WHAT IS NEEDED
Find how many lines below mention "this". Nothing but the number is needed.

Stored data entries
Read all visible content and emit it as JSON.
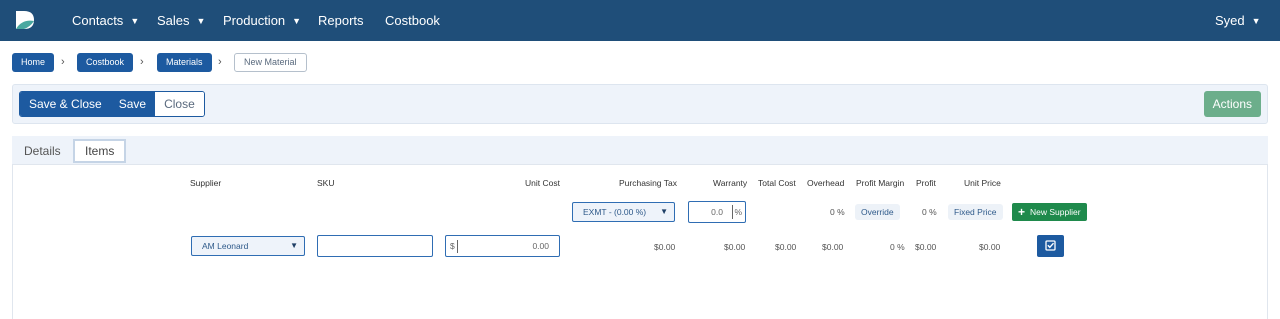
{
  "nav": {
    "items": [
      {
        "label": "Contacts",
        "has_caret": true
      },
      {
        "label": "Sales",
        "has_caret": true
      },
      {
        "label": "Production",
        "has_caret": true
      },
      {
        "label": "Reports",
        "has_caret": false
      },
      {
        "label": "Costbook",
        "has_caret": false
      }
    ],
    "user": "Syed",
    "caret": "▼"
  },
  "breadcrumb": {
    "items": [
      "Home",
      "Costbook",
      "Materials",
      "New Material"
    ],
    "separator": "›"
  },
  "toolbar": {
    "save_close": "Save & Close",
    "save": "Save",
    "close": "Close",
    "actions": "Actions"
  },
  "tabs": {
    "details": "Details",
    "items": "Items",
    "active": "Items"
  },
  "table": {
    "headers": {
      "supplier": "Supplier",
      "sku": "SKU",
      "unit_cost": "Unit Cost",
      "purchasing_tax": "Purchasing Tax",
      "warranty": "Warranty",
      "total_cost": "Total Cost",
      "overhead": "Overhead",
      "profit_margin": "Profit Margin",
      "profit": "Profit",
      "unit_price": "Unit Price"
    },
    "defaults": {
      "purchasing_tax": "EXMT - (0.00 %)",
      "warranty_value": "0.0",
      "warranty_unit": "%",
      "overhead": "0 %",
      "profit_margin_button": "Override",
      "profit": "0 %",
      "unit_price_button": "Fixed Price",
      "new_supplier": "New Supplier"
    },
    "row": {
      "supplier": "AM Leonard",
      "sku": "",
      "currency": "$",
      "unit_cost": "0.00",
      "purchasing_tax": "$0.00",
      "warranty": "$0.00",
      "total_cost": "$0.00",
      "overhead": "$0.00",
      "profit_margin": "0 %",
      "profit": "$0.00",
      "unit_price": "$0.00"
    }
  },
  "colors": {
    "nav_bg": "#1f4e79",
    "primary": "#1d5aa0",
    "success": "#1f8a4c",
    "actions": "#6cae8b"
  }
}
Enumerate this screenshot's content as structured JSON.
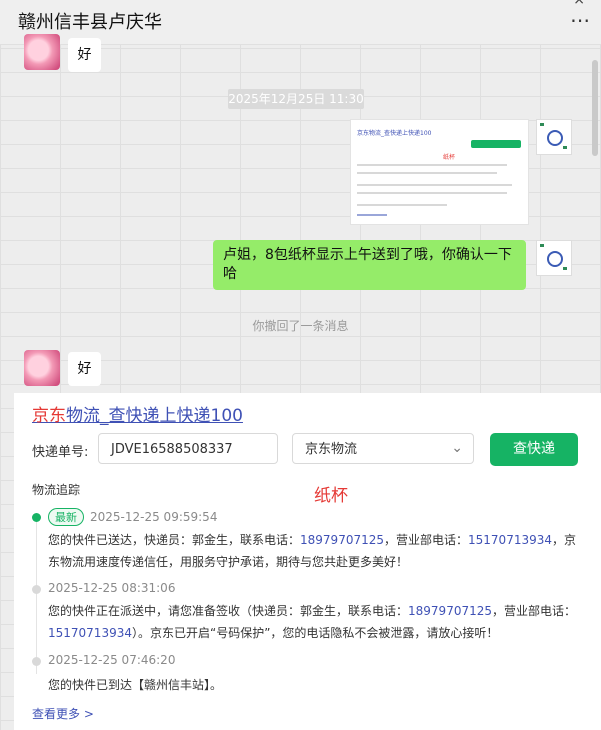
{
  "header": {
    "title": "赣州信丰县卢庆华",
    "more_icon": "⋯",
    "close_icon": "×"
  },
  "chat": {
    "msg1": "好",
    "time": "2025年12月25日 11:30",
    "outgoing": "卢姐，8包纸杯显示上午送到了哦，你确认一下哈",
    "recall_notice": "你撤回了一条消息",
    "msg2": "好"
  },
  "card": {
    "title_red": "京东",
    "title_rest": "物流_查快递上快递100",
    "tracking_label": "快递单号:",
    "tracking_value": "JDVE16588508337",
    "carrier": "京东物流",
    "query_button": "查快递",
    "tracking_section": "物流追踪",
    "stamp_text": "纸杯",
    "events": [
      {
        "badge": "最新",
        "date": "2025-12-25 09:59:54",
        "text_a": "您的快件已送达，快递员：郭金生，联系电话：",
        "phone1": "18979707125",
        "text_b": "，营业部电话：",
        "phone2": "15170713934",
        "text_c": "，京东物流用速度传递信任，用服务守护承诺，期待与您共赴更多美好！"
      },
      {
        "date": "2025-12-25 08:31:06",
        "text_a": "您的快件正在派送中，请您准备签收（快递员：郭金生，联系电话：",
        "phone1": "18979707125",
        "text_b": "，营业部电话：",
        "phone2": "15170713934",
        "text_c": "）。京东已开启“号码保护”，您的电话隐私不会被泄露，请放心接听！"
      },
      {
        "date": "2025-12-25 07:46:20",
        "text_a": "您的快件已到达【赣州信丰站】。"
      }
    ],
    "see_more": "查看更多 >"
  },
  "colors": {
    "accent_green": "#16b364",
    "bubble_green": "#95ec69",
    "link_blue": "#3f51b5",
    "brand_red": "#e53935"
  }
}
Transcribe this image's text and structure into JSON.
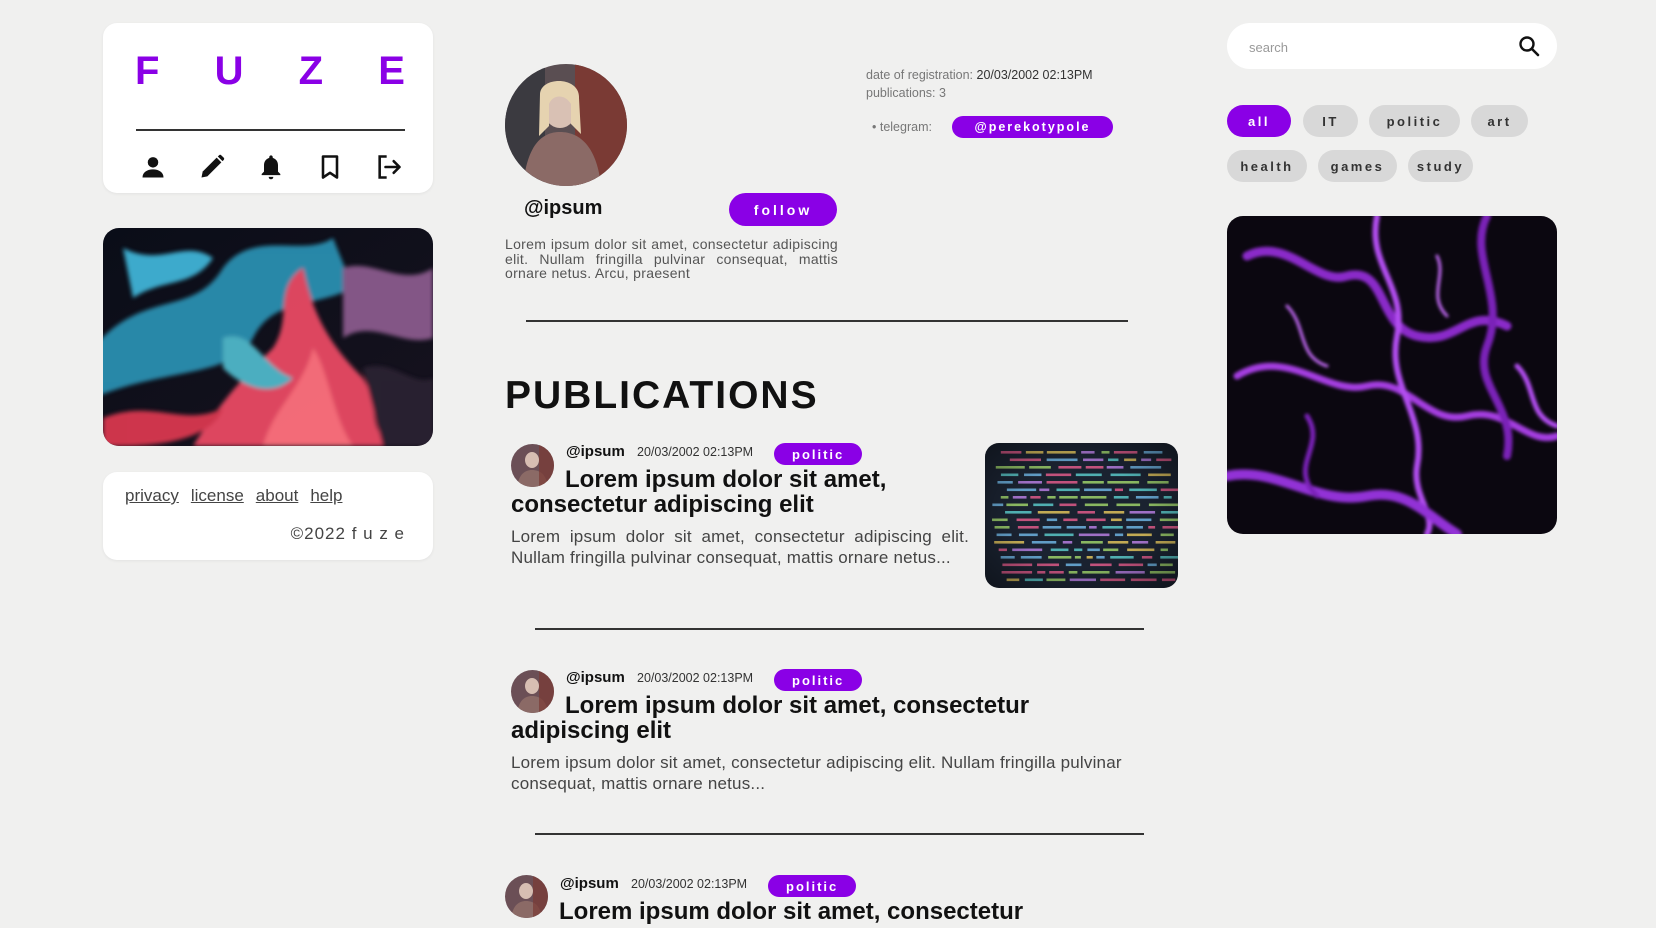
{
  "brand": {
    "letters": [
      "F",
      "U",
      "Z",
      "E"
    ],
    "color": "#8a00e6"
  },
  "nav_icons": [
    "user-icon",
    "pencil-icon",
    "bell-icon",
    "bookmark-icon",
    "logout-icon"
  ],
  "footer": {
    "links": [
      "privacy",
      "license",
      "about",
      "help"
    ],
    "copyright": "©2022 f u z e"
  },
  "profile": {
    "username": "@ipsum",
    "follow_label": "follow",
    "bio": "Lorem ipsum dolor sit amet, consectetur adipiscing elit. Nullam fringilla pulvinar consequat, mattis ornare netus. Arcu, praesent",
    "registration_label": "date of registration:",
    "registration_value": "20/03/2002 02:13PM",
    "publications_label": "publications:",
    "publications_value": "3",
    "telegram_label": "• telegram:",
    "telegram_value": "@perekotypole"
  },
  "publications_heading": "PUBLICATIONS",
  "posts": [
    {
      "author": "@ipsum",
      "date": "20/03/2002 02:13PM",
      "tag": "politic",
      "title": "Lorem ipsum dolor sit amet, consectetur adipiscing elit",
      "excerpt": "Lorem ipsum dolor sit amet, consectetur adipiscing elit. Nullam fringilla pulvinar consequat, mattis ornare netus..."
    },
    {
      "author": "@ipsum",
      "date": "20/03/2002 02:13PM",
      "tag": "politic",
      "title": "Lorem ipsum dolor sit amet, consectetur adipiscing elit",
      "excerpt": "Lorem ipsum dolor sit amet, consectetur adipiscing elit. Nullam fringilla pulvinar consequat, mattis ornare netus..."
    },
    {
      "author": "@ipsum",
      "date": "20/03/2002 02:13PM",
      "tag": "politic",
      "title": "Lorem ipsum dolor sit amet, consectetur"
    }
  ],
  "search": {
    "placeholder": "search"
  },
  "categories": [
    "all",
    "IT",
    "politic",
    "art",
    "health",
    "games",
    "study"
  ],
  "active_category": "all",
  "colors": {
    "accent": "#8a00e6",
    "background": "#f0f0ef",
    "chip": "#d8d8d8"
  }
}
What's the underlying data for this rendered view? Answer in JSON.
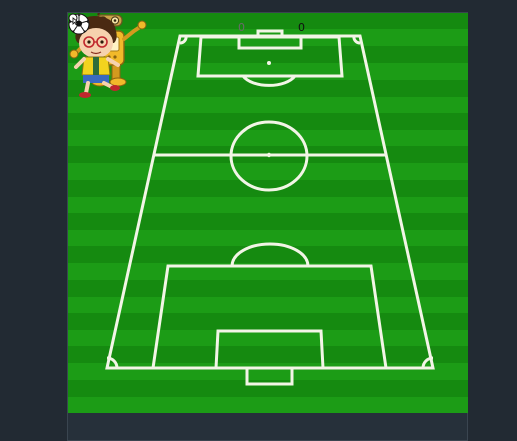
{
  "game": {
    "score_left": "0",
    "score_right": "0"
  },
  "colors": {
    "grass_dark": "#158a10",
    "grass_light": "#1c9c16",
    "line": "#f2f5e6",
    "page_background": "#222a33",
    "score_left": "#6a6a6a",
    "score_right": "#101010"
  },
  "icons": {
    "player_left": "robot-icon",
    "player_right": "cartoon-boy-icon",
    "ball": "soccer-ball-icon",
    "pointer": "mouse-pointer-icon"
  }
}
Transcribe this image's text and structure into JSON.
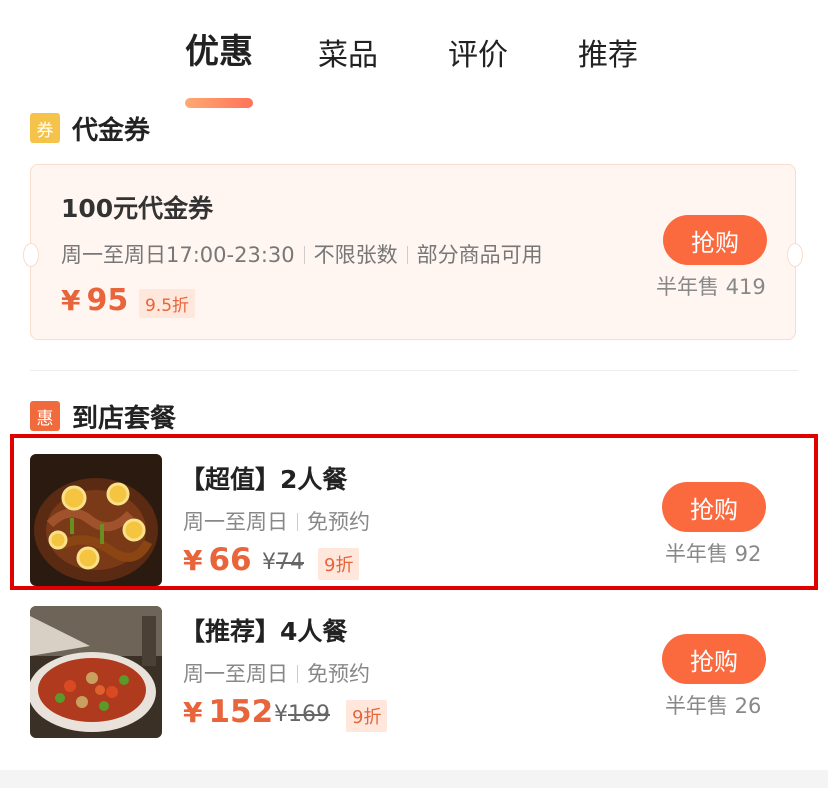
{
  "tabs": [
    {
      "label": "优惠",
      "active": true
    },
    {
      "label": "菜品",
      "active": false
    },
    {
      "label": "评价",
      "active": false
    },
    {
      "label": "推荐",
      "active": false
    }
  ],
  "voucher_section": {
    "badge": "券",
    "badge_color": "#f6c34a",
    "title": "代金券",
    "card": {
      "title": "100元代金券",
      "desc_time": "周一至周日17:00-23:30",
      "desc_limit": "不限张数",
      "desc_scope": "部分商品可用",
      "currency": "¥",
      "price": "95",
      "discount": "9.5折",
      "buy_label": "抢购",
      "sold": "半年售 419"
    }
  },
  "meal_section": {
    "badge": "惠",
    "badge_color": "#f06a3c",
    "title": "到店套餐",
    "items": [
      {
        "title": "【超值】2人餐",
        "desc_days": "周一至周日",
        "desc_booking": "免预约",
        "currency": "¥",
        "price": "66",
        "orig_currency": "¥",
        "orig_price": "74",
        "discount": "9折",
        "buy_label": "抢购",
        "sold": "半年售 92",
        "image": "chicken-feet-lemon-dish-photo",
        "highlighted": true
      },
      {
        "title": "【推荐】4人餐",
        "desc_days": "周一至周日",
        "desc_booking": "免预约",
        "currency": "¥",
        "price": "152",
        "orig_currency": "¥",
        "orig_price": "169",
        "discount": "9折",
        "buy_label": "抢购",
        "sold": "半年售 26",
        "image": "spicy-chili-chicken-dish-photo",
        "highlighted": false
      }
    ]
  },
  "colors": {
    "accent": "#fa6a3e",
    "price": "#e8643a",
    "highlight_border": "#e00000"
  }
}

WRITTEN RESPONSE
4